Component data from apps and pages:

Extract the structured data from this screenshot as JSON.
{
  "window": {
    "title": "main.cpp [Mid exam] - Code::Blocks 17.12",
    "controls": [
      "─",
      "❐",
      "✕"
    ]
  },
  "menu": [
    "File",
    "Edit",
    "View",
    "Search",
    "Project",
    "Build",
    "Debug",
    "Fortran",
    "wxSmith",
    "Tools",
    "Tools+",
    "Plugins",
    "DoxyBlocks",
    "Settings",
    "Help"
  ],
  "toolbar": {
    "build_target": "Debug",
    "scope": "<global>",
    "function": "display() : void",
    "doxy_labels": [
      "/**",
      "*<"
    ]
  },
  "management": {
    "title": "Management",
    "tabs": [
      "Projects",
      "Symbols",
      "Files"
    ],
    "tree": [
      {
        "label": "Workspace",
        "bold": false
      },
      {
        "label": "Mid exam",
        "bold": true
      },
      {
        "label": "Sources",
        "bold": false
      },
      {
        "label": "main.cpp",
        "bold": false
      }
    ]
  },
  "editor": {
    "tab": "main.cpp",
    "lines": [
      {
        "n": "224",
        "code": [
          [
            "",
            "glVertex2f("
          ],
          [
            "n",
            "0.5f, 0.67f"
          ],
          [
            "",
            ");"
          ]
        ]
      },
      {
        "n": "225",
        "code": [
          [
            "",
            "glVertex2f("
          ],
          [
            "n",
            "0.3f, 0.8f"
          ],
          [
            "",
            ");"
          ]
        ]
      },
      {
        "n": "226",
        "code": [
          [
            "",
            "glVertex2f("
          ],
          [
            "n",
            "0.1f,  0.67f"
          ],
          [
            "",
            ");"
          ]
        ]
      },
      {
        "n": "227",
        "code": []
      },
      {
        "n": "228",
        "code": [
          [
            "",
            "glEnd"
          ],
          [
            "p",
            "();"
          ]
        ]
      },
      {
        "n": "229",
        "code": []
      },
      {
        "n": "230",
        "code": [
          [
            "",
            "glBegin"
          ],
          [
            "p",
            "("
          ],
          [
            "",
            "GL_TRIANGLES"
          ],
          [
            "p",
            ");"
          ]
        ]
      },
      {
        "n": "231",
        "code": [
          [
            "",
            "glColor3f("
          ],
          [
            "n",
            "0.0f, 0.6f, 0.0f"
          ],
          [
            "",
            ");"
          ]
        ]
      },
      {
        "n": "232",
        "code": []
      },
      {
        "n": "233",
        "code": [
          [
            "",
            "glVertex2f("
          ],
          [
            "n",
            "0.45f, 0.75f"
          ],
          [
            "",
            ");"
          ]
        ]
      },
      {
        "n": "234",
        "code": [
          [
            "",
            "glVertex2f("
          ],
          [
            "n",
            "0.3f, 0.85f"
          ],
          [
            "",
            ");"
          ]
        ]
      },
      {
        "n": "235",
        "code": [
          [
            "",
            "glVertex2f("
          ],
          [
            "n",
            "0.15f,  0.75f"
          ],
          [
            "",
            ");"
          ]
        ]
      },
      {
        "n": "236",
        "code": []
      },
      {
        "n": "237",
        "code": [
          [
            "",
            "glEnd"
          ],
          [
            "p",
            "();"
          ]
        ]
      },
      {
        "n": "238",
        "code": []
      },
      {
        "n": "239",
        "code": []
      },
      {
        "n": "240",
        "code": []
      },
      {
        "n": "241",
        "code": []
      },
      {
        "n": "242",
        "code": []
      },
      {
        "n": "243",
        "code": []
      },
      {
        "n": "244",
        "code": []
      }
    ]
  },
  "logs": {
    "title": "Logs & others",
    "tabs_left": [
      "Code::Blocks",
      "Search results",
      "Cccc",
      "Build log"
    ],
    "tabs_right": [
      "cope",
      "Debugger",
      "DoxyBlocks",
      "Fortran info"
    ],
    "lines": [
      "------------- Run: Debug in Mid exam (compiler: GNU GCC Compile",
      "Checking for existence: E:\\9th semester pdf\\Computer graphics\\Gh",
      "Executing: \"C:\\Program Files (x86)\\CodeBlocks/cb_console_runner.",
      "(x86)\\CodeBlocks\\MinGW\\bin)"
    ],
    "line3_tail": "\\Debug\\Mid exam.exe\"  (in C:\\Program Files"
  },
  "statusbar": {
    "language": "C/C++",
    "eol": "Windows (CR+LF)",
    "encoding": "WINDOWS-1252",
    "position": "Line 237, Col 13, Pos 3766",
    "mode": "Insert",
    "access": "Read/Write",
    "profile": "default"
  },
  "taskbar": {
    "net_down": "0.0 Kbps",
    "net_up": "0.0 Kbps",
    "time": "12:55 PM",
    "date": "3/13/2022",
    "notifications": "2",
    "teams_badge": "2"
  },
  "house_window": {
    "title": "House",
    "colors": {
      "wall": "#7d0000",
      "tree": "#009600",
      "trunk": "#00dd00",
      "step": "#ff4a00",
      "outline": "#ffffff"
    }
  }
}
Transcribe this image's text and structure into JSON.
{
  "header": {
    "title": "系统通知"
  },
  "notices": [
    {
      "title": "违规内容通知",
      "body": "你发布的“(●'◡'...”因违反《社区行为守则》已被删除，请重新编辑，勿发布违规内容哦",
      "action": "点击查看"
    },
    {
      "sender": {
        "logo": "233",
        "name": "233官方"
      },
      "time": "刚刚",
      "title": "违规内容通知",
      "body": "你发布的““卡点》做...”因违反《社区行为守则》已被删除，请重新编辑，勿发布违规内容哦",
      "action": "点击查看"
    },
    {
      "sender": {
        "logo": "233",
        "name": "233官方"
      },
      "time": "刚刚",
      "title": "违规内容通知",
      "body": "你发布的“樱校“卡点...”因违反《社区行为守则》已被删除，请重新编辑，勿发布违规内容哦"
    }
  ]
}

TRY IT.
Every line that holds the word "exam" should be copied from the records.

ANSWER SPACE.
    "title": "main.cpp [Mid exam] - Code::Blocks 17.12",
        "label": "Mid exam",
      "------------- Run: Debug in Mid exam (compiler: GNU GCC Compile",
    "line3_tail": "\\Debug\\Mid exam.exe\"  (in C:\\Program Files"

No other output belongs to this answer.